App and web page records

┏━━

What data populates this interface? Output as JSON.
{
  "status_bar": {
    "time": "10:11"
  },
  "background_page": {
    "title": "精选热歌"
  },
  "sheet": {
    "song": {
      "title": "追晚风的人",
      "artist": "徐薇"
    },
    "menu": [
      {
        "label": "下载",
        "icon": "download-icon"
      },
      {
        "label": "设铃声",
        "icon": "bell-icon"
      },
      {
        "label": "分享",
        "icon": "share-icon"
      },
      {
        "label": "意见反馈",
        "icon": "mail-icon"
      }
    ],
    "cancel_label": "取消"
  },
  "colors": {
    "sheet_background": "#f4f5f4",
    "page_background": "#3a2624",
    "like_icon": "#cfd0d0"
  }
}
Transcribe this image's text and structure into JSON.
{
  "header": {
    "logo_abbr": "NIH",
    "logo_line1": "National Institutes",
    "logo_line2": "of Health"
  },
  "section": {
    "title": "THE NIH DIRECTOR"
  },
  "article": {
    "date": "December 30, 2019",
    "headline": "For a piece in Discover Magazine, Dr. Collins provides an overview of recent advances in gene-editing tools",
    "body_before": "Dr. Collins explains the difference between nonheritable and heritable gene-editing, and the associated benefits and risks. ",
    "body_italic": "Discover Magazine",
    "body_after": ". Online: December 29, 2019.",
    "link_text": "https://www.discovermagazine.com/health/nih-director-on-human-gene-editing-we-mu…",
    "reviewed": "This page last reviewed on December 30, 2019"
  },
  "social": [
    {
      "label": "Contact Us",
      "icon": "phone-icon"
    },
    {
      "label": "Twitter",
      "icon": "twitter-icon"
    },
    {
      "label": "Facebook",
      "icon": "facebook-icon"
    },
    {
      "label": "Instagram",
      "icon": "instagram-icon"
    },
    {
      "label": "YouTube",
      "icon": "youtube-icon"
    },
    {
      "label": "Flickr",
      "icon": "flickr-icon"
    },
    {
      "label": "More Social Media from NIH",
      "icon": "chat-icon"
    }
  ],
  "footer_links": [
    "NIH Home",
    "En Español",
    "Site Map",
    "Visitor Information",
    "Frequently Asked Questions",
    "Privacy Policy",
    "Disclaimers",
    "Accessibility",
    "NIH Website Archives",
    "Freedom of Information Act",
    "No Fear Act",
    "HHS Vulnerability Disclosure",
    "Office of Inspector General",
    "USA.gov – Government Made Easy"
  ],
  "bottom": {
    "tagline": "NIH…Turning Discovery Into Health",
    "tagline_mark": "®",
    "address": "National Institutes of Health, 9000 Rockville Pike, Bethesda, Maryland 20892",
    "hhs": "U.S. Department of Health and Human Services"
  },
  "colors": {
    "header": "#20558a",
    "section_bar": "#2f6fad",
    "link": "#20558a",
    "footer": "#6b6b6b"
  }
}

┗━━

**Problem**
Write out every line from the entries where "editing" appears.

**Exercise output**
    "headline": "For a piece in Discover Magazine, Dr. Collins provides an overview of recent advances in gene-editing tools",
    "body_before": "Dr. Collins explains the difference between nonheritable and heritable gene-editing, and the associated benefits and risks. ",
    "link_text": "https://www.discovermagazine.com/health/nih-director-on-human-gene-editing-we-mu…",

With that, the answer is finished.